#### DATA EXTRACT ####

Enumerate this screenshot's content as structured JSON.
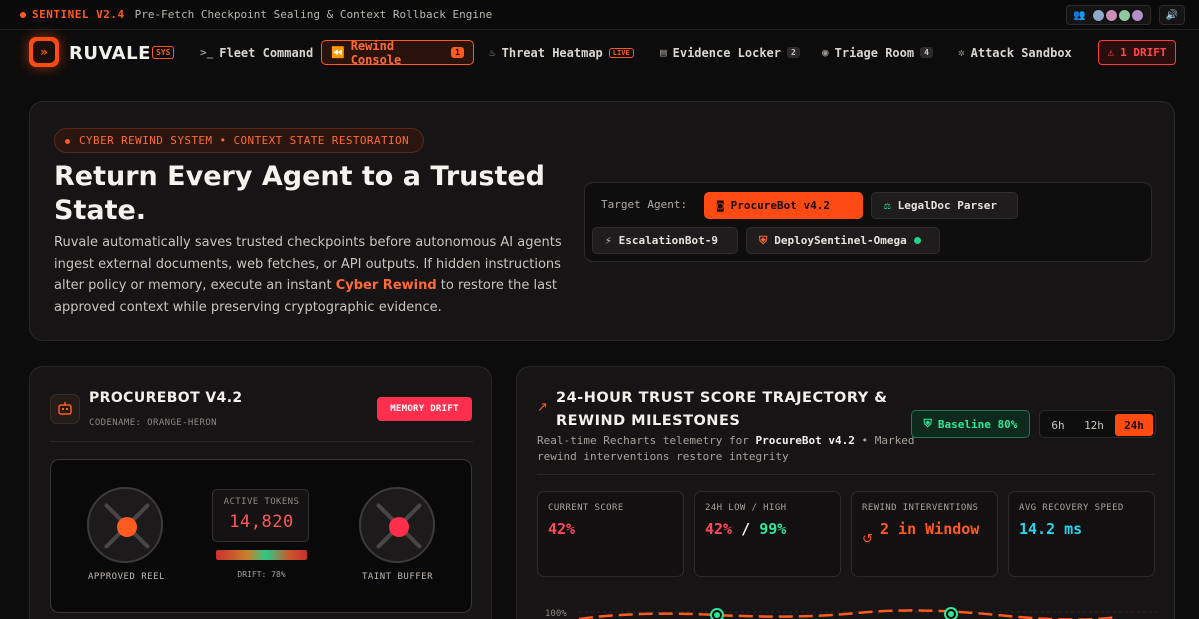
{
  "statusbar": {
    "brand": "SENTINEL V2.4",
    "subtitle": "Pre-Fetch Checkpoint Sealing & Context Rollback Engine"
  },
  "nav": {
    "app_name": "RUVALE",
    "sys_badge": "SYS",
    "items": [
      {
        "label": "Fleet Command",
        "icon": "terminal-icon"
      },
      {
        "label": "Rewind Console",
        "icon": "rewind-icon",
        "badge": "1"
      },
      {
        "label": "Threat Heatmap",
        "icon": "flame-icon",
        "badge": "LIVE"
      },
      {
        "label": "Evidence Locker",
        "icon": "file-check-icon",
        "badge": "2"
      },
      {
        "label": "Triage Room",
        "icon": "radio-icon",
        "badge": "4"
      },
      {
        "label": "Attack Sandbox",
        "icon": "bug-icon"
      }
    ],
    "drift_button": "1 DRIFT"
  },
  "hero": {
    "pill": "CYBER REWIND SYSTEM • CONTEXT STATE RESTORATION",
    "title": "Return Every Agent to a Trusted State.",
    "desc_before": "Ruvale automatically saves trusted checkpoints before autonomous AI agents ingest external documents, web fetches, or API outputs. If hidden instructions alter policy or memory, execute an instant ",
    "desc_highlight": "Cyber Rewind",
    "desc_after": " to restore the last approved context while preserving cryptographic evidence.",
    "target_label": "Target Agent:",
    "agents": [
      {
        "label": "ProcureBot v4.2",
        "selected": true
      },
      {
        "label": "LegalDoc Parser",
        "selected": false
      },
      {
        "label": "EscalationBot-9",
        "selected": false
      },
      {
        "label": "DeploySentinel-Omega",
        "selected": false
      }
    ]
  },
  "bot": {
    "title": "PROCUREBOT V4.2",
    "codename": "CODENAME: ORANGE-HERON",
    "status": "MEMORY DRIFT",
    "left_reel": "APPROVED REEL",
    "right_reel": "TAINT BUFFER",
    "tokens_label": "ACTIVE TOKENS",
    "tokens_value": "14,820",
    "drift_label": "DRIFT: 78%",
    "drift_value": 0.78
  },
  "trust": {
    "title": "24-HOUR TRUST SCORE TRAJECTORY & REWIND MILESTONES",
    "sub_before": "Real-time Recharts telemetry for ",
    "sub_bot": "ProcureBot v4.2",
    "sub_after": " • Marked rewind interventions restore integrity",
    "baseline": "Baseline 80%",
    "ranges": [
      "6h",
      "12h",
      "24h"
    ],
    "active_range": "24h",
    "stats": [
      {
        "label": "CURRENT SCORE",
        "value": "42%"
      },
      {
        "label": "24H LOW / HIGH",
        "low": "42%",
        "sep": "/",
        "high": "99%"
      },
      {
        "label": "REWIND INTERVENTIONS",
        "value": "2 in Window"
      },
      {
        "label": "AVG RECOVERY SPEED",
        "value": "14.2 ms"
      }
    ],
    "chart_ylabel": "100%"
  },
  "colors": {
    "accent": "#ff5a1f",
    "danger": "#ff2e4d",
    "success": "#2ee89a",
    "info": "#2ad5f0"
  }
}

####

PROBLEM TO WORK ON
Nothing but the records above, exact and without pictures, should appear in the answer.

RESULT OF THIS EXERCISE
Enumerate this screenshot's content as structured JSON.
{
  "statusbar": {
    "brand": "SENTINEL V2.4",
    "subtitle": "Pre-Fetch Checkpoint Sealing & Context Rollback Engine"
  },
  "nav": {
    "app_name": "RUVALE",
    "sys_badge": "SYS",
    "items": [
      {
        "label": "Fleet Command",
        "icon": "terminal-icon"
      },
      {
        "label": "Rewind Console",
        "icon": "rewind-icon",
        "badge": "1"
      },
      {
        "label": "Threat Heatmap",
        "icon": "flame-icon",
        "badge": "LIVE"
      },
      {
        "label": "Evidence Locker",
        "icon": "file-check-icon",
        "badge": "2"
      },
      {
        "label": "Triage Room",
        "icon": "radio-icon",
        "badge": "4"
      },
      {
        "label": "Attack Sandbox",
        "icon": "bug-icon"
      }
    ],
    "drift_button": "1 DRIFT"
  },
  "hero": {
    "pill": "CYBER REWIND SYSTEM • CONTEXT STATE RESTORATION",
    "title": "Return Every Agent to a Trusted State.",
    "desc_before": "Ruvale automatically saves trusted checkpoints before autonomous AI agents ingest external documents, web fetches, or API outputs. If hidden instructions alter policy or memory, execute an instant ",
    "desc_highlight": "Cyber Rewind",
    "desc_after": " to restore the last approved context while preserving cryptographic evidence.",
    "target_label": "Target Agent:",
    "agents": [
      {
        "label": "ProcureBot v4.2",
        "selected": true
      },
      {
        "label": "LegalDoc Parser",
        "selected": false
      },
      {
        "label": "EscalationBot-9",
        "selected": false
      },
      {
        "label": "DeploySentinel-Omega",
        "selected": false
      }
    ]
  },
  "bot": {
    "title": "PROCUREBOT V4.2",
    "codename": "CODENAME: ORANGE-HERON",
    "status": "MEMORY DRIFT",
    "left_reel": "APPROVED REEL",
    "right_reel": "TAINT BUFFER",
    "tokens_label": "ACTIVE TOKENS",
    "tokens_value": "14,820",
    "drift_label": "DRIFT: 78%",
    "drift_value": 0.78
  },
  "trust": {
    "title": "24-HOUR TRUST SCORE TRAJECTORY & REWIND MILESTONES",
    "sub_before": "Real-time Recharts telemetry for ",
    "sub_bot": "ProcureBot v4.2",
    "sub_after": " • Marked rewind interventions restore integrity",
    "baseline": "Baseline 80%",
    "ranges": [
      "6h",
      "12h",
      "24h"
    ],
    "active_range": "24h",
    "stats": [
      {
        "label": "CURRENT SCORE",
        "value": "42%"
      },
      {
        "label": "24H LOW / HIGH",
        "low": "42%",
        "sep": "/",
        "high": "99%"
      },
      {
        "label": "REWIND INTERVENTIONS",
        "value": "2 in Window"
      },
      {
        "label": "AVG RECOVERY SPEED",
        "value": "14.2 ms"
      }
    ],
    "chart_ylabel": "100%"
  },
  "colors": {
    "accent": "#ff5a1f",
    "danger": "#ff2e4d",
    "success": "#2ee89a",
    "info": "#2ad5f0"
  }
}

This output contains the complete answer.